On German Democracy
Negotiations over government formation is not a crisis.
Germany is currently going through difficult negotiations over the formation of a government. Via the NYT: Germany Fails to Form Coalition; Next Move Unclear
Chancellor Angela Merkel’s attempt to form a new German government collapsed on Sunday as one of the four parties she was seeking to bind together walked out after hours of negotiations, citing irreconcilable differences and throwing open the question of what comes next.
The chancellor had set Friday as the deadline for reaching an agreement among the Free Democrats, the ecologist Greens and the Christian Social Union, which forms a conservative bloc with Ms. Merkel’s Christian Democrats. From the outset, the parties had differed widely on key issues, especially migration and climate policies, and the talks were tense.
After intense meetings among negotiators and party leaders over the weekend failed to produce any breakthroughs, Christian Lindner, the head of the Free Democrats, told reporters that his party was quitting the talks.
This has lead to some histrionics (see, e.g., Slate: The End of German Stability ). However, The Economist has a somewhat calmer (and accurate) response: Reports of the death of German stability are greatly exaggerated.
Though a serious headache for Mrs Merkel, the deadlock in Berlin is a sign of Germany’s representative democracy working as it should. The country’s society has become more plural in recent years, so the system has produced more parties (seven, up from four) with parliamentary mandates to represent that variety—a valuable adaptation mechanism that barely exists in majoritarian electoral systems in the Anglo-Saxon world, but which makes forming a government fiddlier.
The alternative path leads to new elections, her preferred option. These could break the deadlock. Snap polls taken yesterday suggest voters may punish the FDP for its walk-out. Perhaps they would even enable the parties to face up to thorny subjects, such as the future of the euro zone, that went disappointingly unconfronted in last summer’s sleepy election campaign.
Germany has an electoral system that does a pretty good job of representing the various divisions within the population, and hence as noted above, a more plural Germany means more parties. This does lead to the need to negotiate over how to govern, and hence to form a cabinet. This is not a bad thing for a democracy to have to do (and mitigates against a winner-take-all mentality that requires more inclusivity). The fact that an impasse could lead to new elections underscores where the real power lies (in the public).
Further, a minority government is a fully viable option–it just means more negotiation for legislation on a case-by-case basis that takes into consideration the given majority viewpoint on each item. Again, from a democratic theory point of view, this not a bad thing.
h/t: Matthew Shugart.
At this point the two greatest likelihoods are either they’ll call for a new election or they’ll form a minority government. I’m guessing the latter.
As you say, not necessarily a bad thing.
There’s been a lot of sniggering in the UK on the part of the Brexiters about Germany’s political difficulties, while the Remainers comment back that even in “crisis” Germany is working much more smoothly than Britain’s present Tory fiasco.

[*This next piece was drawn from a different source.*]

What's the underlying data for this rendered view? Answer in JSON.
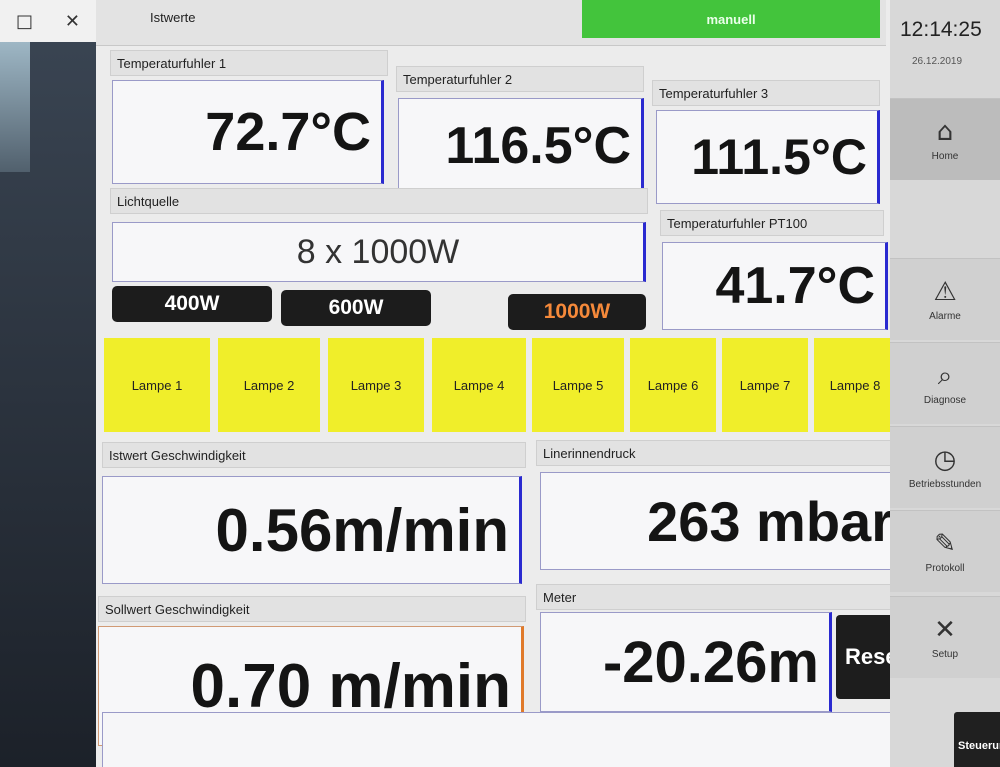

(Note: two EU agencies, the European Medical Agency and the European Bank Agency (or whatever it’s called) are moving, respectively, to Amsterdam and Paris. John Major’s original action of getting them in London was considered a feather in his cap. Now it’s all getting washed down the drain….)

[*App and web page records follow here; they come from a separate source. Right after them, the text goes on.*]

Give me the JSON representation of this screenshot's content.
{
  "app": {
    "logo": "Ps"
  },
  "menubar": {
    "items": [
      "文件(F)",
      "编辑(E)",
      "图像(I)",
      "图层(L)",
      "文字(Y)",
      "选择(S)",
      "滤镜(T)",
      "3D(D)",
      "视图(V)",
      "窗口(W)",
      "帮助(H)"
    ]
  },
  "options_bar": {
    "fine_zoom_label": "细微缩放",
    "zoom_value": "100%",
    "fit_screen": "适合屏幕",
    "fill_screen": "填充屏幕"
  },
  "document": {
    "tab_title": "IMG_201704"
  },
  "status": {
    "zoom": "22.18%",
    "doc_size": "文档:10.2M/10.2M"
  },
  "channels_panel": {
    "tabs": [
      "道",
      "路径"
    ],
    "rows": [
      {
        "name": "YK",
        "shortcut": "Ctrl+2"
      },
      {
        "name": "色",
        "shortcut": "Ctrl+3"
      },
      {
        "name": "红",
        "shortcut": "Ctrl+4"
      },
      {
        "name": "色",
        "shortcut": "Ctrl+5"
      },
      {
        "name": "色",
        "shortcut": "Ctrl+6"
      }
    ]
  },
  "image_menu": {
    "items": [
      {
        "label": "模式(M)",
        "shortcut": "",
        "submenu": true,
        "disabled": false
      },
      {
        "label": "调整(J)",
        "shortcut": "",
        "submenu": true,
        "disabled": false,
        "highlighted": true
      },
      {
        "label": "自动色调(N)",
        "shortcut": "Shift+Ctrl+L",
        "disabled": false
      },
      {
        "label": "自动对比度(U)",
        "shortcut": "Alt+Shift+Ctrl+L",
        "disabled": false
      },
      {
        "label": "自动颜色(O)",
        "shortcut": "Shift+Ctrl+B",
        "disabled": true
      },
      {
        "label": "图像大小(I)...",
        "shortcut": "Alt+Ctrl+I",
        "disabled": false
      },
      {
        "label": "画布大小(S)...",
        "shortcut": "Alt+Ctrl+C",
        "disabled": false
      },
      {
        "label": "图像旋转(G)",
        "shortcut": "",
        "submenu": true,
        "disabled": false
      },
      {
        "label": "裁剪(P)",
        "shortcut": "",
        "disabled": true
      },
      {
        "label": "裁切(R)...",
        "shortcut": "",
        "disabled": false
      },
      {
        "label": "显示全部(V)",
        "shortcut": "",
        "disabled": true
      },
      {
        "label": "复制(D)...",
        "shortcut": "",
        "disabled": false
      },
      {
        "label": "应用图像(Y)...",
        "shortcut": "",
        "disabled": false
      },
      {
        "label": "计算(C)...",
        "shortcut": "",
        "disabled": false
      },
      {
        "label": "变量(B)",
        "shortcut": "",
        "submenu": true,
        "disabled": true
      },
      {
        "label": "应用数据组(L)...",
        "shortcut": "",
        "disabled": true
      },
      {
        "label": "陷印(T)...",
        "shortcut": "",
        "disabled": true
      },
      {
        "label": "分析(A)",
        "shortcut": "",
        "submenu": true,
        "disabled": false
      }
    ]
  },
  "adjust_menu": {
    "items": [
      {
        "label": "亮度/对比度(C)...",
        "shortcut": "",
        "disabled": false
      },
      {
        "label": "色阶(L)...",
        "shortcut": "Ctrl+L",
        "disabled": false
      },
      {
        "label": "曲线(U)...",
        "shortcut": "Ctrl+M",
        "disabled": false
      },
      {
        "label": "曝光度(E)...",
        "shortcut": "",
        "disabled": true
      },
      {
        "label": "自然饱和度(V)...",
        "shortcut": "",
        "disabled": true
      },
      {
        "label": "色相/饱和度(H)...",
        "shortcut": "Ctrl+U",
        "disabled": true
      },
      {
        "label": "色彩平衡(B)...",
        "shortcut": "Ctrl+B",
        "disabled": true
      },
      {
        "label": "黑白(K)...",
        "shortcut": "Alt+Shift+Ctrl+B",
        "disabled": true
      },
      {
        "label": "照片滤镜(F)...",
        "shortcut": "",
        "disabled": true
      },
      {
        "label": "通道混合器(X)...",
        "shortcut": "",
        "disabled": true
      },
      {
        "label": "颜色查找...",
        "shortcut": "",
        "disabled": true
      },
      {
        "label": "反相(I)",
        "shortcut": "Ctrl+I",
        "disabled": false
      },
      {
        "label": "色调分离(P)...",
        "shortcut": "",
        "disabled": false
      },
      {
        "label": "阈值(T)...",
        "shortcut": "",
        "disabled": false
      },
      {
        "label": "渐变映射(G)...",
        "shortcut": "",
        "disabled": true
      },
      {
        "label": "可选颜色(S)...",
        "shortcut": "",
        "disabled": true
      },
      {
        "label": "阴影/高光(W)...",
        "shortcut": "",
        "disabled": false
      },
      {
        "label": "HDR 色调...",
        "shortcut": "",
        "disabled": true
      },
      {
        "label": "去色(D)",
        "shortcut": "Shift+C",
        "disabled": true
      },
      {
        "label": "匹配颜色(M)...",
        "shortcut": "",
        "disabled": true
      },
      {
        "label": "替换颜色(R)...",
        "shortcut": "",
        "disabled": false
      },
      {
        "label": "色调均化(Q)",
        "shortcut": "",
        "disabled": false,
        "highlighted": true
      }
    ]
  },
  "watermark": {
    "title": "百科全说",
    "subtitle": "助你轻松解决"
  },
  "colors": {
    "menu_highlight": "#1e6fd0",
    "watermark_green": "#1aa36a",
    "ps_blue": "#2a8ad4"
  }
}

Hard to think of a historical action as stupid as the U.K. voting for Brexit, but Trump’s election in the US is pretty close.

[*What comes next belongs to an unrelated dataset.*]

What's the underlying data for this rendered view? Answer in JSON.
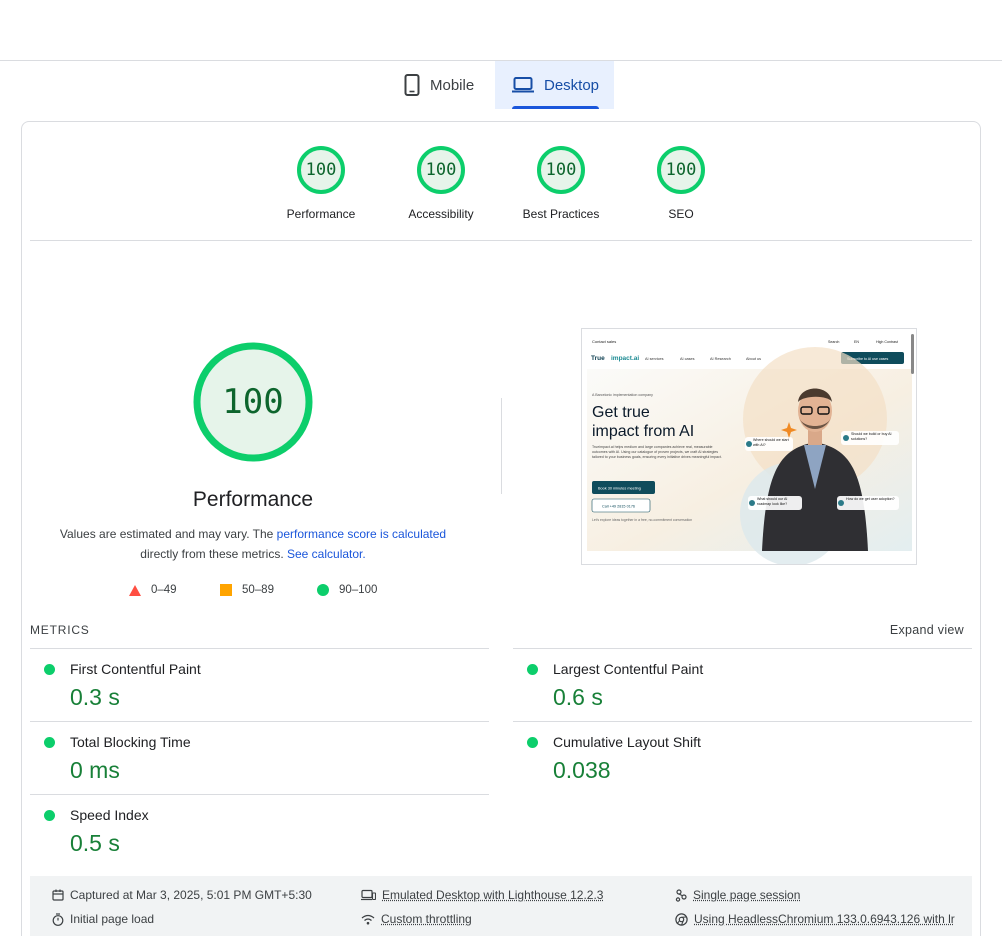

@grumpy realist: That is just projecting, IMHO. German having to negotiate cabinet formation is not in the same universe as the own-goal that was Brexit.
Thanks for the post! I’d grown concerned (and frustrated at the lack of American coverage – my ‘deutche’ is not so ‘sprachen’ these days).
BTW, there was an Op-Ed in the NYTimes yesterday that explained the situation (to my satisfaction anyhow) including the ‘Jamaica’ tag for the negotiating stance of the principals.
@Steven L. Taylor: Yes. The Brexiteers also have this odd idea that Angela Merkel’s problems mean that Germany will give in to the U.K. on all fronts and the U.K. “can have its cake and eat it too” and all Brexit negotiation problems will be solved.
This totally ignores the fact that France is even more hard-nosed about the Brexit negotiations than Germany is.
We’re not talking brains, here.
It’s more than a little revealing that you decline to get into any of the specifics about why the latest coalition talks collapsed. For example, this is from the NYT story on Monday.
“The political instability stems from the elections in Germany on Sept. 24, when Ms. Merkel’s Christian Democrats finished first. But their share of the overall vote dropped significantly, while the far-right Alternative for Germany scored a record vote, entering Parliament for the first time as the third-biggest grouping.”
Saying the issue is “Germany has become more plural” without considering WHY people are turning to those other political parties seems willfully obtuse.
But then again, applying such an Officer Barbrady-level of analysis to anything that doesn’t involve Donald Trump has pretty much become standard operating procedure around here.
Germany is becoming more politically unstable. Concentrating on actions at the top of societies does not reveal, it masks. Opinion polls show deep dissatisfaction among the German people with the system itself.